Aim of the exercise:
Retype the records in full, keeping each character as it is.

--- The input ---

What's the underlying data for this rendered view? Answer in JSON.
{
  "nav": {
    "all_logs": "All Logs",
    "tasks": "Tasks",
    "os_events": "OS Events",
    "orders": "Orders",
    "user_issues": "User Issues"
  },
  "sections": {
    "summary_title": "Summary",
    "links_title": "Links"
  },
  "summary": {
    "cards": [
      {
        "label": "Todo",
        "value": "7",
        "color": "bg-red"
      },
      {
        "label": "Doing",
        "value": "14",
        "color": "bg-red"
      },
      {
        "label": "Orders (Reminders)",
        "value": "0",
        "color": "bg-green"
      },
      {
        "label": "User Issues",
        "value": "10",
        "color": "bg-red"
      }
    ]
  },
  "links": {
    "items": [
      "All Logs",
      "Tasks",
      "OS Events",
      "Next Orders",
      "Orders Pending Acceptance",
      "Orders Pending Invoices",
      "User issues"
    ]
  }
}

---

Task answer:
What's the underlying data for this rendered view? Answer in JSON.
{
  "nav": {
    "all_logs": "All Logs",
    "tasks": "Tasks",
    "os_events": "OS Events",
    "orders": "Orders",
    "user_issues": "User Issues"
  },
  "sections": {
    "summary_title": "Summary",
    "links_title": "Links"
  },
  "summary": {
    "cards": [
      {
        "label": "Todo",
        "value": "7",
        "color": "bg-red"
      },
      {
        "label": "Doing",
        "value": "14",
        "color": "bg-red"
      },
      {
        "label": "Orders (Reminders)",
        "value": "0",
        "color": "bg-green"
      },
      {
        "label": "User Issues",
        "value": "10",
        "color": "bg-red"
      }
    ]
  },
  "links": {
    "items": [
      "All Logs",
      "Tasks",
      "OS Events",
      "Next Orders",
      "Orders Pending Acceptance",
      "Orders Pending Invoices",
      "User issues"
    ]
  }
}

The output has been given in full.